YOUR GOAL | Reproduce the entire listing word for word.

RECORDS SHOWN |
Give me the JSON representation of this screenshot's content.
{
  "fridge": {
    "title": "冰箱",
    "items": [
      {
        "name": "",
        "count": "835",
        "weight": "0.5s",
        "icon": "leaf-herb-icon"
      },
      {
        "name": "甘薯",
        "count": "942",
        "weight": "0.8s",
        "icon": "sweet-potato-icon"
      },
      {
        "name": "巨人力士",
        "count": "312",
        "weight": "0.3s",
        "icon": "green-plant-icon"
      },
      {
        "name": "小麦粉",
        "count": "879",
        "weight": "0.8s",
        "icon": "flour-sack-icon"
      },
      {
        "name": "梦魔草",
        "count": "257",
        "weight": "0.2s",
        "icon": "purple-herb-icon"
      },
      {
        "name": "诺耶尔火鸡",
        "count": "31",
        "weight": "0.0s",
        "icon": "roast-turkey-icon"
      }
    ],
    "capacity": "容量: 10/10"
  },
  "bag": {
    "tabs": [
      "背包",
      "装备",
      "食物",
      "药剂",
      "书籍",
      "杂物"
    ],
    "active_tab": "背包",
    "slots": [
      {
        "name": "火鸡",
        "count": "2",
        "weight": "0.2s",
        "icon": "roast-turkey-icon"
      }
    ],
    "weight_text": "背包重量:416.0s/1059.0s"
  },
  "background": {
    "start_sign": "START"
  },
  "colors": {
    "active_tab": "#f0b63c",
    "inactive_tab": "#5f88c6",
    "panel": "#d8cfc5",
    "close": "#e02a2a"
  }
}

TASK RESPONSE |
Give me the JSON representation of this screenshot's content.
{
  "fridge": {
    "title": "冰箱",
    "items": [
      {
        "name": "",
        "count": "835",
        "weight": "0.5s",
        "icon": "leaf-herb-icon"
      },
      {
        "name": "甘薯",
        "count": "942",
        "weight": "0.8s",
        "icon": "sweet-potato-icon"
      },
      {
        "name": "巨人力士",
        "count": "312",
        "weight": "0.3s",
        "icon": "green-plant-icon"
      },
      {
        "name": "小麦粉",
        "count": "879",
        "weight": "0.8s",
        "icon": "flour-sack-icon"
      },
      {
        "name": "梦魔草",
        "count": "257",
        "weight": "0.2s",
        "icon": "purple-herb-icon"
      },
      {
        "name": "诺耶尔火鸡",
        "count": "31",
        "weight": "0.0s",
        "icon": "roast-turkey-icon"
      }
    ],
    "capacity": "容量: 10/10"
  },
  "bag": {
    "tabs": [
      "背包",
      "装备",
      "食物",
      "药剂",
      "书籍",
      "杂物"
    ],
    "active_tab": "背包",
    "slots": [
      {
        "name": "火鸡",
        "count": "2",
        "weight": "0.2s",
        "icon": "roast-turkey-icon"
      }
    ],
    "weight_text": "背包重量:416.0s/1059.0s"
  },
  "background": {
    "start_sign": "START"
  },
  "colors": {
    "active_tab": "#f0b63c",
    "inactive_tab": "#5f88c6",
    "panel": "#d8cfc5",
    "close": "#e02a2a"
  }
}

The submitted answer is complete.